Reverberations from the battle spreading through the halls below precede eruptions into this level. Blazes and multiple flashes give us enough to see the tell-tales of the tween we are seeking. Brin heads toward it and I follow, covering behind.
A susurration at the edge of my awareness gains volume and dimension. It sounds like a rasping, in-drawn breath by some behemoth, one like the first gatekeeper, only more profound and… agonizing. It seems to be coming from everywhere. Coincident with this great inhalation, comes a riot of panicked cries below us and the clamor of hundreds of feet and hooves scattering, retreating in all directions. Complete disarray.
It feels as though all sound has been sucked away from us.
A screaming thunderclap roar, a raw wail of rage and horror and inhuman suffering breaks upon us like a sustained explosion, pitched to draw blood. There is, in it, the concussive force of Hav’k pounding a Churn-side seawall and the mind-numbing cacophony of a chaos storm. I am disconcerted to find myself on the floor.
My head feels split open and I do not know if it is blood or tears streaming inside my Face. Something is moving among the Brethren stunned or damaged by their proximity to that deadly siren. The tap does not filter their last instants of terror and fury as they are consumed by what they never saw. Shiric’s marshals have come to fight us.
Brin drags me upright and up into the tween. I let her haul me long enough to shake out the blur in my vision. The motion awakens a throbbing in my head and my body is beginning to respond to being pummeled into the soil not that long ago. I have no time for pain. We continue upward through darkened spaces, haste and caution in equal measure. The harrowing voice rises up again, but a distant agony this time, curtailed by a muted rumble of explosions. The battle has bought us time.
Brin turns to me in the air and pulls me to a stop, signing a warning. The way continues upward, but it is warded. I would not have seen that.

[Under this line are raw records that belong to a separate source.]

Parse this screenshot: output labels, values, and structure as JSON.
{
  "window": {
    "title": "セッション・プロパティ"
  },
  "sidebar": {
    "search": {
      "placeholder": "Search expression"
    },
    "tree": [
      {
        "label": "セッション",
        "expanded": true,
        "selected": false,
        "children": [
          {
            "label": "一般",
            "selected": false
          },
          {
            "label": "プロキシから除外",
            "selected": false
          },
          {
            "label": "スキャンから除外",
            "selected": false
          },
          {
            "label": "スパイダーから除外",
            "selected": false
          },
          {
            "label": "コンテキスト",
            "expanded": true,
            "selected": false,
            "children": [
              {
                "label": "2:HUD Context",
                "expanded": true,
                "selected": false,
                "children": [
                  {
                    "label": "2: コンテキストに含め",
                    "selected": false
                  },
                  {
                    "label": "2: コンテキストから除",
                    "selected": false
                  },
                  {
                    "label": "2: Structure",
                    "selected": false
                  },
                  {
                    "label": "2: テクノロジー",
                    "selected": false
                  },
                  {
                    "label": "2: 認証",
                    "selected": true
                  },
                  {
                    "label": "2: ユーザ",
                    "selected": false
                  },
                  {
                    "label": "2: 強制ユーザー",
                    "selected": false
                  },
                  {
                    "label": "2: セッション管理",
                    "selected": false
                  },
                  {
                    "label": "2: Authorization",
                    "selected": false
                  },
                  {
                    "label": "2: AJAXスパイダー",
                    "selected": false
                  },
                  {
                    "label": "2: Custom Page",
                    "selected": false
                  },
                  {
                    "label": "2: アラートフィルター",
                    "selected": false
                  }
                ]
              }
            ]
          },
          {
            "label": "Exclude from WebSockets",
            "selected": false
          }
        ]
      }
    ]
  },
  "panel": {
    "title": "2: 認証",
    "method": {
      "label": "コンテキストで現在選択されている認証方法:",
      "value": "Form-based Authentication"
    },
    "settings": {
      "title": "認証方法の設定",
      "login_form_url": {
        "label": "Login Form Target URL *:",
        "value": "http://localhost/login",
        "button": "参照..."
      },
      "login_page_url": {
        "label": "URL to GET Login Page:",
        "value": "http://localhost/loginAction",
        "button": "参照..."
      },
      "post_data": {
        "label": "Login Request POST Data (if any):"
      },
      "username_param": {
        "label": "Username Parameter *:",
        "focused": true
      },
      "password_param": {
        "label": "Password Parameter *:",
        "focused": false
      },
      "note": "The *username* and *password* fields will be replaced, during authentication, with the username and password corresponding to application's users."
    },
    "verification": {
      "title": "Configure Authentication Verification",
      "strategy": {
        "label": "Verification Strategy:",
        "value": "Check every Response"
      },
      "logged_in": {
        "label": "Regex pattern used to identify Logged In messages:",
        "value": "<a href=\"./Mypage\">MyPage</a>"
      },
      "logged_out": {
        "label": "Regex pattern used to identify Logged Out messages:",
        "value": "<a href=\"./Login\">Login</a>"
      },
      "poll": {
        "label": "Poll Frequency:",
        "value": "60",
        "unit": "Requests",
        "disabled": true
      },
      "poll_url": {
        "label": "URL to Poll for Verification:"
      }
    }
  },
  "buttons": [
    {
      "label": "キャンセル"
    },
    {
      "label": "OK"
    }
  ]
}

Our feet touch down in a high chamber only as broad as the Judgement Arena at High Seat. A large glowb hangs suspended a cast away, providing the sole illumination. The room’s circumference and the pitch of its tapering walls indicate we must be very near the apex of the spire. Outside these walls, wild energy scours the glassy surface, a subliminal thunder. Shiric’s sanctum must be above us.
No defenders wait to engage us, but the space is not empty. A scattering of worktables, their surfaces strewn with engines and objects I cannot identify, commands the area near us. Beyond them, a pillar of darkness pierces the center of the chamber.
Brin is scanning the surroundings, feeling for the intangible pressure of violent intention. She leans in, touches her Face to mine and, in that place behind my senses, I hear her. ‘I need a minnit to renew.’
Each of her expenditures have a cost and she has expended much. Even inside this keep with its Seals and wards, the flow of Source cannot be cut off. She leans her back against the wall and slides into a squat.
I snub my weapon and put my back to the wall, easing down beside her. Arms across her knees cradling her head, she does not look up. I remove my Face. The air is hot with a biting, metallic edge. It will not do to take it in deeply, nor for long. I wipe the congealing blood from my face.
In my pouch I have a draught that will restore vitality for a time. I am sure Brin has her own, but I offer to share mine with her and she accepts it. Without hesitation she removes her Face, wipes blood from her mouth, drains half the flask, and hands it back. She replaces her Face and lays her head back in her arms.
I swallow half the remaining liquid and, donning my Face again, stand to investigate The Enemy’s workshop. The thing I seek is near; I can feel it. I don’t know why.
“Let me know if anything comes to kill us,” she breathes to the floor.